WORKING DATA:
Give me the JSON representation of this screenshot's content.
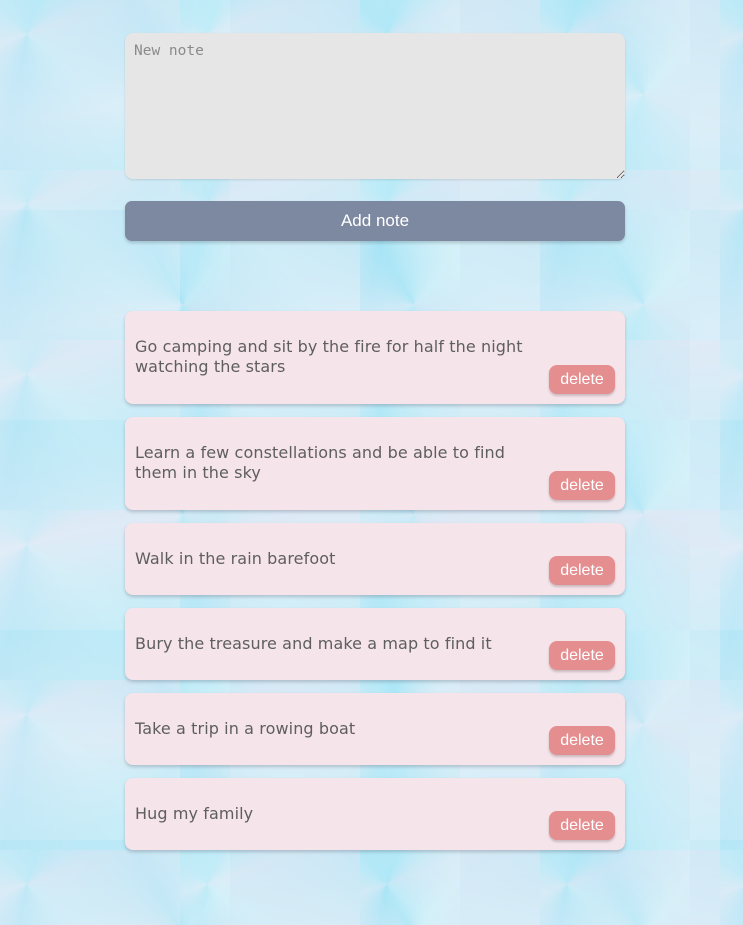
{
  "colors": {
    "add_button": "#7d89a1",
    "delete_button": "#e58e90",
    "note_background": "#f5e4ea",
    "textarea_background": "#e6e6e6"
  },
  "composer": {
    "placeholder": "New note",
    "value": "",
    "add_label": "Add note"
  },
  "notes": [
    {
      "text": "Go camping and sit by the fire for half the night watching the stars",
      "delete_label": "delete"
    },
    {
      "text": "Learn a few constellations and be able to find them in the sky",
      "delete_label": "delete"
    },
    {
      "text": "Walk in the rain barefoot",
      "delete_label": "delete"
    },
    {
      "text": "Bury the treasure and make a map to find it",
      "delete_label": "delete"
    },
    {
      "text": "Take a trip in a rowing boat",
      "delete_label": "delete"
    },
    {
      "text": "Hug my family",
      "delete_label": "delete"
    }
  ]
}
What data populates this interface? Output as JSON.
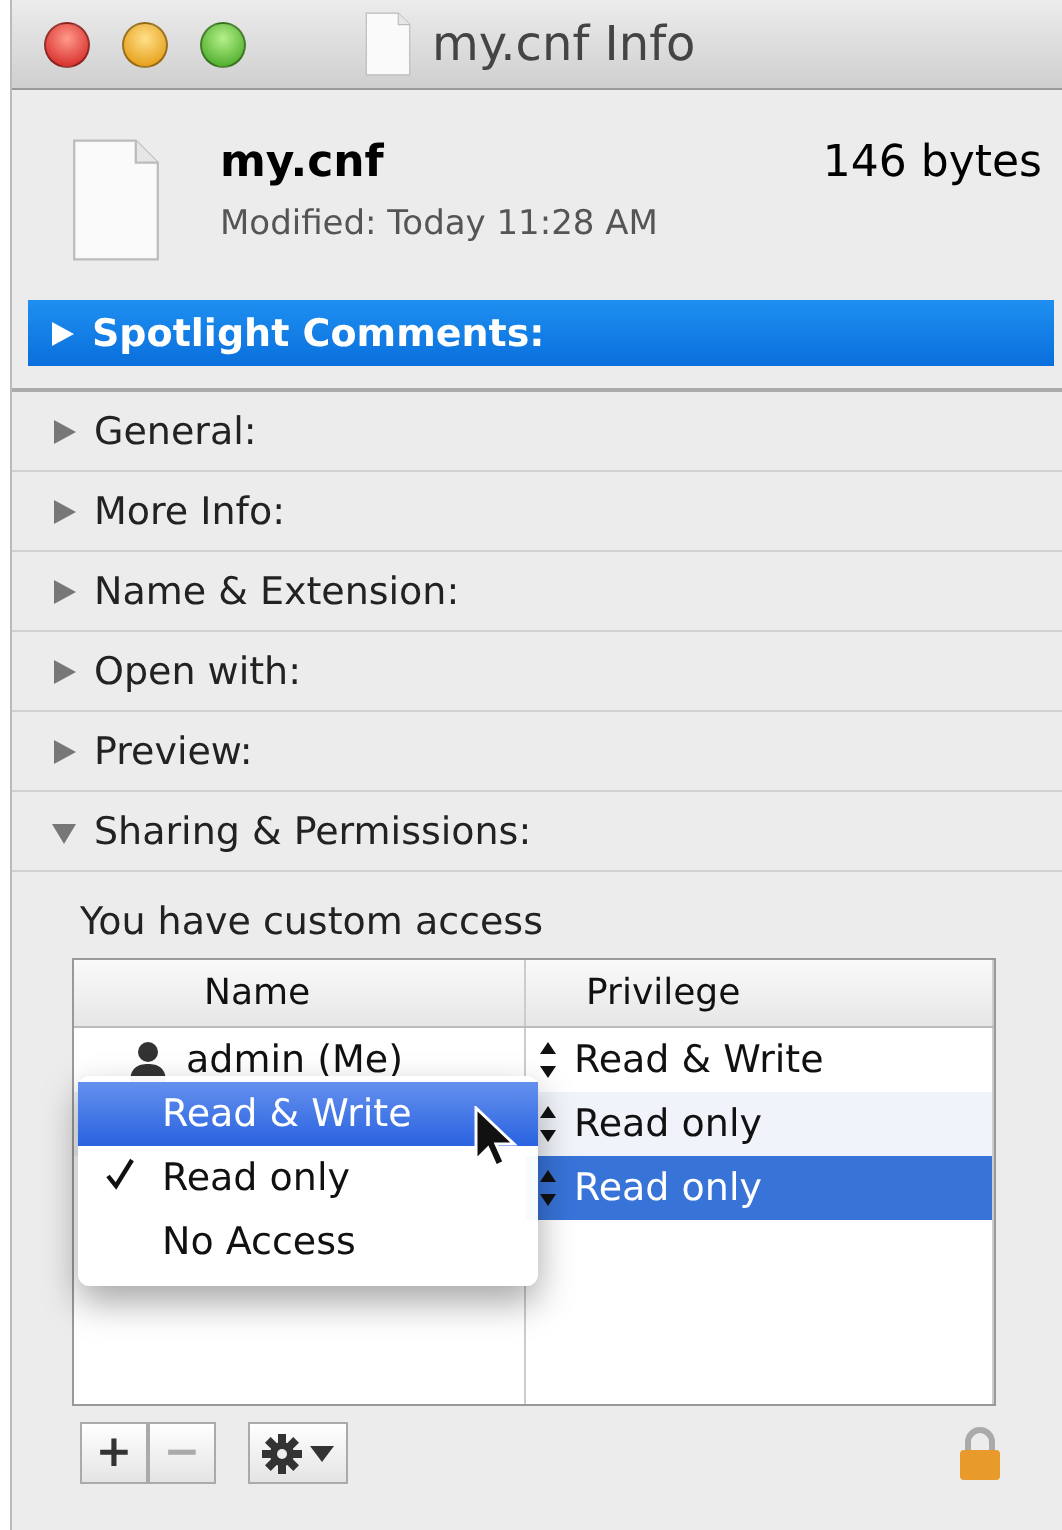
{
  "window": {
    "title": "my.cnf Info"
  },
  "file": {
    "name": "my.cnf",
    "size": "146 bytes",
    "modified": "Modified: Today 11:28 AM"
  },
  "sections": [
    {
      "label": "Spotlight Comments:",
      "expanded": false,
      "selected": true
    },
    {
      "label": "General:",
      "expanded": false,
      "selected": false
    },
    {
      "label": "More Info:",
      "expanded": false,
      "selected": false
    },
    {
      "label": "Name & Extension:",
      "expanded": false,
      "selected": false
    },
    {
      "label": "Open with:",
      "expanded": false,
      "selected": false
    },
    {
      "label": "Preview:",
      "expanded": false,
      "selected": false
    },
    {
      "label": "Sharing & Permissions:",
      "expanded": true,
      "selected": false
    }
  ],
  "access_note": "You have custom access",
  "table": {
    "columns": [
      "Name",
      "Privilege"
    ],
    "rows": [
      {
        "name": "admin (Me)",
        "privilege": "Read & Write",
        "selected": false
      },
      {
        "privilege": "Read only",
        "selected": false
      },
      {
        "privilege": "Read only",
        "selected": true
      }
    ]
  },
  "privilege_menu": [
    {
      "label": "Read & Write",
      "checked": false,
      "selected": true
    },
    {
      "label": "Read only",
      "checked": true,
      "selected": false
    },
    {
      "label": "No Access",
      "checked": false,
      "selected": false
    }
  ],
  "toolbar": {
    "add": "+",
    "remove": "−"
  }
}
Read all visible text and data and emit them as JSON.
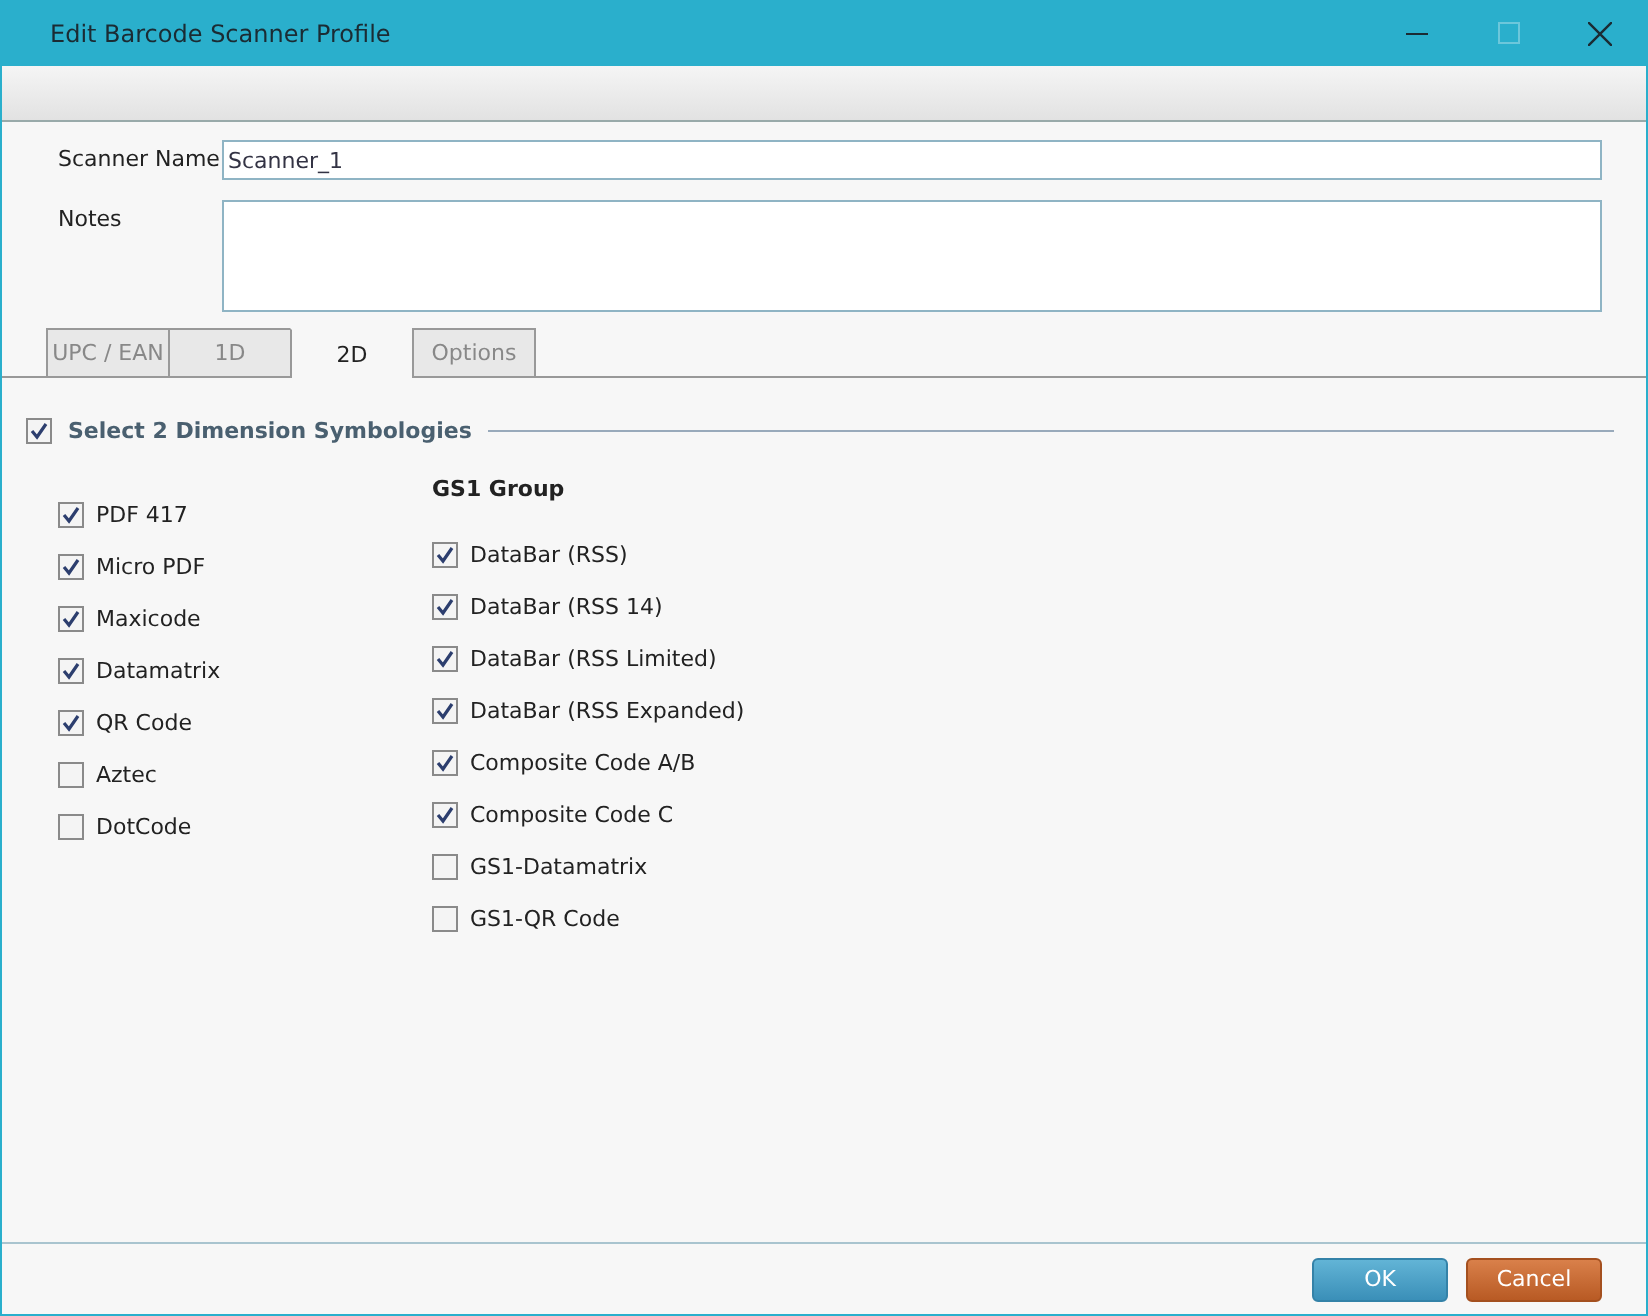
{
  "window": {
    "title": "Edit Barcode Scanner Profile"
  },
  "form": {
    "scanner_name": {
      "label": "Scanner Name",
      "value": "Scanner_1"
    },
    "notes": {
      "label": "Notes"
    }
  },
  "tabs": [
    {
      "label": "UPC / EAN",
      "selected": false
    },
    {
      "label": "1D",
      "selected": false
    },
    {
      "label": "2D",
      "selected": true
    },
    {
      "label": "Options",
      "selected": false
    }
  ],
  "group": {
    "label": "Select 2 Dimension Symbologies",
    "checked": true
  },
  "symbologies": [
    {
      "label": "PDF 417",
      "checked": true
    },
    {
      "label": "Micro PDF",
      "checked": true
    },
    {
      "label": "Maxicode",
      "checked": true
    },
    {
      "label": "Datamatrix",
      "checked": true
    },
    {
      "label": "QR Code",
      "checked": true
    },
    {
      "label": "Aztec",
      "checked": false
    },
    {
      "label": "DotCode",
      "checked": false
    }
  ],
  "gs1_group": {
    "title": "GS1 Group",
    "items": [
      {
        "label": "DataBar (RSS)",
        "checked": true
      },
      {
        "label": "DataBar (RSS 14)",
        "checked": true
      },
      {
        "label": "DataBar (RSS Limited)",
        "checked": true
      },
      {
        "label": "DataBar (RSS Expanded)",
        "checked": true
      },
      {
        "label": "Composite Code A/B",
        "checked": true
      },
      {
        "label": "Composite Code C",
        "checked": true
      },
      {
        "label": "GS1-Datamatrix",
        "checked": false
      },
      {
        "label": "GS1-QR Code",
        "checked": false
      }
    ]
  },
  "buttons": [
    {
      "label": "OK",
      "kind": "primary"
    },
    {
      "label": "Cancel",
      "kind": "cancel"
    }
  ]
}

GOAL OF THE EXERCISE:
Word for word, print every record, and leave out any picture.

REPLY TO THE TASK:
Give me the JSON representation of this screenshot's content.
{
  "colors": {
    "add_button": "#7d89a1",
    "delete_button": "#e58e90",
    "note_background": "#f5e4ea",
    "textarea_background": "#e6e6e6"
  },
  "composer": {
    "placeholder": "New note",
    "value": "",
    "add_label": "Add note"
  },
  "notes": [
    {
      "text": "Go camping and sit by the fire for half the night watching the stars",
      "delete_label": "delete"
    },
    {
      "text": "Learn a few constellations and be able to find them in the sky",
      "delete_label": "delete"
    },
    {
      "text": "Walk in the rain barefoot",
      "delete_label": "delete"
    },
    {
      "text": "Bury the treasure and make a map to find it",
      "delete_label": "delete"
    },
    {
      "text": "Take a trip in a rowing boat",
      "delete_label": "delete"
    },
    {
      "text": "Hug my family",
      "delete_label": "delete"
    }
  ]
}
What data populates this interface? Output as JSON.
{
  "window": {
    "title": "my.cnf Info"
  },
  "file": {
    "name": "my.cnf",
    "size": "146 bytes",
    "modified": "Modified: Today 11:28 AM"
  },
  "sections": [
    {
      "label": "Spotlight Comments:",
      "expanded": false,
      "selected": true
    },
    {
      "label": "General:",
      "expanded": false,
      "selected": false
    },
    {
      "label": "More Info:",
      "expanded": false,
      "selected": false
    },
    {
      "label": "Name & Extension:",
      "expanded": false,
      "selected": false
    },
    {
      "label": "Open with:",
      "expanded": false,
      "selected": false
    },
    {
      "label": "Preview:",
      "expanded": false,
      "selected": false
    },
    {
      "label": "Sharing & Permissions:",
      "expanded": true,
      "selected": false
    }
  ],
  "access_note": "You have custom access",
  "table": {
    "columns": [
      "Name",
      "Privilege"
    ],
    "rows": [
      {
        "name": "admin (Me)",
        "privilege": "Read & Write",
        "selected": false
      },
      {
        "privilege": "Read only",
        "selected": false
      },
      {
        "privilege": "Read only",
        "selected": true
      }
    ]
  },
  "privilege_menu": [
    {
      "label": "Read & Write",
      "checked": false,
      "selected": true
    },
    {
      "label": "Read only",
      "checked": true,
      "selected": false
    },
    {
      "label": "No Access",
      "checked": false,
      "selected": false
    }
  ],
  "toolbar": {
    "add": "+",
    "remove": "−"
  }
}
Read all visible text and data and emit them as JSON.
{
  "window": {
    "title": "Edit Barcode Scanner Profile"
  },
  "form": {
    "scanner_name": {
      "label": "Scanner Name",
      "value": "Scanner_1"
    },
    "notes": {
      "label": "Notes"
    }
  },
  "tabs": [
    {
      "label": "UPC / EAN",
      "selected": false
    },
    {
      "label": "1D",
      "selected": false
    },
    {
      "label": "2D",
      "selected": true
    },
    {
      "label": "Options",
      "selected": false
    }
  ],
  "group": {
    "label": "Select 2 Dimension Symbologies",
    "checked": true
  },
  "symbologies": [
    {
      "label": "PDF 417",
      "checked": true
    },
    {
      "label": "Micro PDF",
      "checked": true
    },
    {
      "label": "Maxicode",
      "checked": true
    },
    {
      "label": "Datamatrix",
      "checked": true
    },
    {
      "label": "QR Code",
      "checked": true
    },
    {
      "label": "Aztec",
      "checked": false
    },
    {
      "label": "DotCode",
      "checked": false
    }
  ],
  "gs1_group": {
    "title": "GS1 Group",
    "items": [
      {
        "label": "DataBar (RSS)",
        "checked": true
      },
      {
        "label": "DataBar (RSS 14)",
        "checked": true
      },
      {
        "label": "DataBar (RSS Limited)",
        "checked": true
      },
      {
        "label": "DataBar (RSS Expanded)",
        "checked": true
      },
      {
        "label": "Composite Code A/B",
        "checked": true
      },
      {
        "label": "Composite Code C",
        "checked": true
      },
      {
        "label": "GS1-Datamatrix",
        "checked": false
      },
      {
        "label": "GS1-QR Code",
        "checked": false
      }
    ]
  },
  "buttons": [
    {
      "label": "OK",
      "kind": "primary"
    },
    {
      "label": "Cancel",
      "kind": "cancel"
    }
  ]
}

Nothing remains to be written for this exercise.